_What you will do_
Could the data below be copied exactly, minus the pictures?

* * * * *

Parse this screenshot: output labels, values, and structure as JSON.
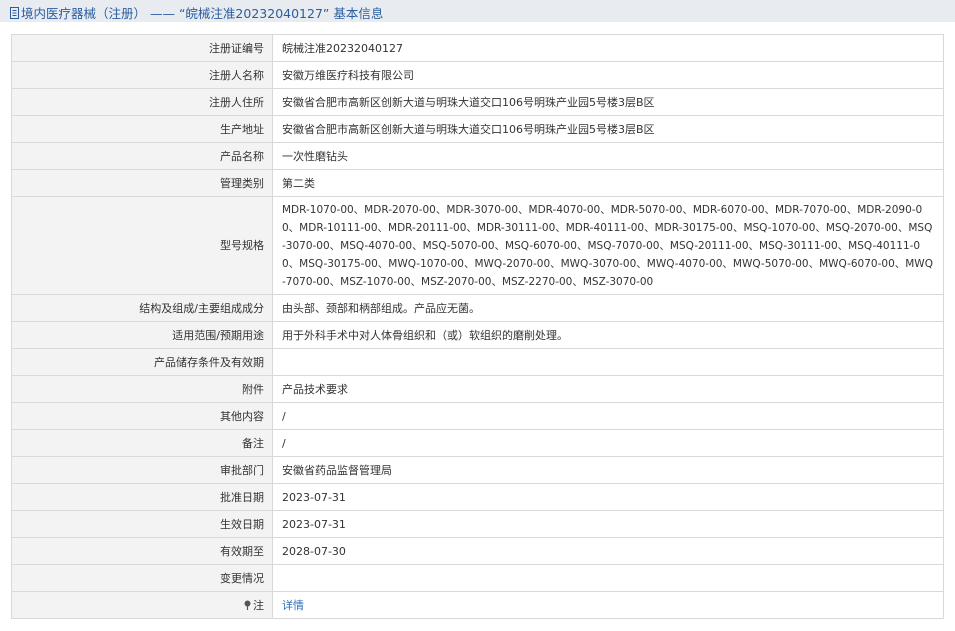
{
  "header": {
    "title": "境内医疗器械（注册） —— “皖械注准20232040127” 基本信息"
  },
  "rows": [
    {
      "label": "注册证编号",
      "value": "皖械注准20232040127"
    },
    {
      "label": "注册人名称",
      "value": "安徽万维医疗科技有限公司"
    },
    {
      "label": "注册人住所",
      "value": "安徽省合肥市高新区创新大道与明珠大道交口106号明珠产业园5号楼3层B区"
    },
    {
      "label": "生产地址",
      "value": "安徽省合肥市高新区创新大道与明珠大道交口106号明珠产业园5号楼3层B区"
    },
    {
      "label": "产品名称",
      "value": "一次性磨钻头"
    },
    {
      "label": "管理类别",
      "value": "第二类"
    },
    {
      "label": "型号规格",
      "value": "MDR-1070-00、MDR-2070-00、MDR-3070-00、MDR-4070-00、MDR-5070-00、MDR-6070-00、MDR-7070-00、MDR-2090-00、MDR-10111-00、MDR-20111-00、MDR-30111-00、MDR-40111-00、MDR-30175-00、MSQ-1070-00、MSQ-2070-00、MSQ-3070-00、MSQ-4070-00、MSQ-5070-00、MSQ-6070-00、MSQ-7070-00、MSQ-20111-00、MSQ-30111-00、MSQ-40111-00、MSQ-30175-00、MWQ-1070-00、MWQ-2070-00、MWQ-3070-00、MWQ-4070-00、MWQ-5070-00、MWQ-6070-00、MWQ-7070-00、MSZ-1070-00、MSZ-2070-00、MSZ-2270-00、MSZ-3070-00"
    },
    {
      "label": "结构及组成/主要组成成分",
      "value": "由头部、颈部和柄部组成。产品应无菌。"
    },
    {
      "label": "适用范围/预期用途",
      "value": "用于外科手术中对人体骨组织和（或）软组织的磨削处理。"
    },
    {
      "label": "产品储存条件及有效期",
      "value": ""
    },
    {
      "label": "附件",
      "value": "产品技术要求"
    },
    {
      "label": "其他内容",
      "value": "/"
    },
    {
      "label": "备注",
      "value": "/"
    },
    {
      "label": "审批部门",
      "value": "安徽省药品监督管理局"
    },
    {
      "label": "批准日期",
      "value": "2023-07-31"
    },
    {
      "label": "生效日期",
      "value": "2023-07-31"
    },
    {
      "label": "有效期至",
      "value": "2028-07-30"
    },
    {
      "label": "变更情况",
      "value": ""
    },
    {
      "label": "注",
      "value": "详情"
    }
  ],
  "colors": {
    "title": "#2a5d9f",
    "title_bar_bg": "#e8ecf1",
    "label_bg": "#f3f3f3",
    "border": "#d9d9d9",
    "link": "#2a6ebb"
  },
  "icons": {
    "title": "document-icon",
    "note": "pin-icon"
  }
}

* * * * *

_Output_
Parse this screenshot: output labels, values, and structure as JSON.
{
  "header": {
    "title": "境内医疗器械（注册） —— “皖械注准20232040127” 基本信息"
  },
  "rows": [
    {
      "label": "注册证编号",
      "value": "皖械注准20232040127"
    },
    {
      "label": "注册人名称",
      "value": "安徽万维医疗科技有限公司"
    },
    {
      "label": "注册人住所",
      "value": "安徽省合肥市高新区创新大道与明珠大道交口106号明珠产业园5号楼3层B区"
    },
    {
      "label": "生产地址",
      "value": "安徽省合肥市高新区创新大道与明珠大道交口106号明珠产业园5号楼3层B区"
    },
    {
      "label": "产品名称",
      "value": "一次性磨钻头"
    },
    {
      "label": "管理类别",
      "value": "第二类"
    },
    {
      "label": "型号规格",
      "value": "MDR-1070-00、MDR-2070-00、MDR-3070-00、MDR-4070-00、MDR-5070-00、MDR-6070-00、MDR-7070-00、MDR-2090-00、MDR-10111-00、MDR-20111-00、MDR-30111-00、MDR-40111-00、MDR-30175-00、MSQ-1070-00、MSQ-2070-00、MSQ-3070-00、MSQ-4070-00、MSQ-5070-00、MSQ-6070-00、MSQ-7070-00、MSQ-20111-00、MSQ-30111-00、MSQ-40111-00、MSQ-30175-00、MWQ-1070-00、MWQ-2070-00、MWQ-3070-00、MWQ-4070-00、MWQ-5070-00、MWQ-6070-00、MWQ-7070-00、MSZ-1070-00、MSZ-2070-00、MSZ-2270-00、MSZ-3070-00"
    },
    {
      "label": "结构及组成/主要组成成分",
      "value": "由头部、颈部和柄部组成。产品应无菌。"
    },
    {
      "label": "适用范围/预期用途",
      "value": "用于外科手术中对人体骨组织和（或）软组织的磨削处理。"
    },
    {
      "label": "产品储存条件及有效期",
      "value": ""
    },
    {
      "label": "附件",
      "value": "产品技术要求"
    },
    {
      "label": "其他内容",
      "value": "/"
    },
    {
      "label": "备注",
      "value": "/"
    },
    {
      "label": "审批部门",
      "value": "安徽省药品监督管理局"
    },
    {
      "label": "批准日期",
      "value": "2023-07-31"
    },
    {
      "label": "生效日期",
      "value": "2023-07-31"
    },
    {
      "label": "有效期至",
      "value": "2028-07-30"
    },
    {
      "label": "变更情况",
      "value": ""
    },
    {
      "label": "注",
      "value": "详情"
    }
  ],
  "colors": {
    "title": "#2a5d9f",
    "title_bar_bg": "#e8ecf1",
    "label_bg": "#f3f3f3",
    "border": "#d9d9d9",
    "link": "#2a6ebb"
  },
  "icons": {
    "title": "document-icon",
    "note": "pin-icon"
  }
}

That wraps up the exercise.